** YOUR INSTRUCTIONS **
Read through the lines below for the string "rating" and copy each one that has it.

(Items listed in a dataset)
************

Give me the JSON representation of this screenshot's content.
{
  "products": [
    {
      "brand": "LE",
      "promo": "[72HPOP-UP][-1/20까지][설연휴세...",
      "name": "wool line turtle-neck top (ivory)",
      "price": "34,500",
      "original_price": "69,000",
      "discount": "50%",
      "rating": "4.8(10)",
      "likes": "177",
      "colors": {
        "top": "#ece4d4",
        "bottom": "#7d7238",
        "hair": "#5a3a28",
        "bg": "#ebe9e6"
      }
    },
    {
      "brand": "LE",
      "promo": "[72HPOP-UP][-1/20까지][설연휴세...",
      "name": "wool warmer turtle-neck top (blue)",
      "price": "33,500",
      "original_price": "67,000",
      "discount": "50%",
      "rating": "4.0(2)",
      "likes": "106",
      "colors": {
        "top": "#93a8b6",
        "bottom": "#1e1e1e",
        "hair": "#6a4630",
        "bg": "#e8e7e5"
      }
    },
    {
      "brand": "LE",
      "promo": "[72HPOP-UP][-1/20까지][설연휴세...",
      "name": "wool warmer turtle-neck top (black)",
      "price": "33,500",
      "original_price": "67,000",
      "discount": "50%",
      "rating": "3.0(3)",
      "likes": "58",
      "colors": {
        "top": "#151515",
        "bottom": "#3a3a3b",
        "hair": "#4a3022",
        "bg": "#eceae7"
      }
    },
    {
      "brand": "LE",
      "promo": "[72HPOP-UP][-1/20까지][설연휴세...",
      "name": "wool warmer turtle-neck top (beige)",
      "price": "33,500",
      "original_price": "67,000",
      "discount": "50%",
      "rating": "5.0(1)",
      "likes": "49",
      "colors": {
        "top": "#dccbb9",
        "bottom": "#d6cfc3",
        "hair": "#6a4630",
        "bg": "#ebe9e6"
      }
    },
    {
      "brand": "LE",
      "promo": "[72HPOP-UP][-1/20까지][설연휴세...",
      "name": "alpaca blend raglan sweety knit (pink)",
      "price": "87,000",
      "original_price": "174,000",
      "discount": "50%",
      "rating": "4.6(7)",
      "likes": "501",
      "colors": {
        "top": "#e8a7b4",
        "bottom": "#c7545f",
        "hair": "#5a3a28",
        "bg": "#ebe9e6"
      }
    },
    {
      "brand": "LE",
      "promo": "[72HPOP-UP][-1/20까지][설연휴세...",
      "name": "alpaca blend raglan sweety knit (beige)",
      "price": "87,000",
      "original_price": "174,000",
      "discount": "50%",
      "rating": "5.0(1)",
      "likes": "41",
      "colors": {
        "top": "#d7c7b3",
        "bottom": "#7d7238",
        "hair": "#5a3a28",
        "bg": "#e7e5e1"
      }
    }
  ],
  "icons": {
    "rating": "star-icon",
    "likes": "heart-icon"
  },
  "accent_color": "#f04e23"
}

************

** WRITTEN ANSWER **
      "rating": "4.8(10)",
      "rating": "4.0(2)",
      "rating": "3.0(3)",
      "rating": "5.0(1)",
      "rating": "4.6(7)",
      "rating": "5.0(1)",
    "rating": "star-icon",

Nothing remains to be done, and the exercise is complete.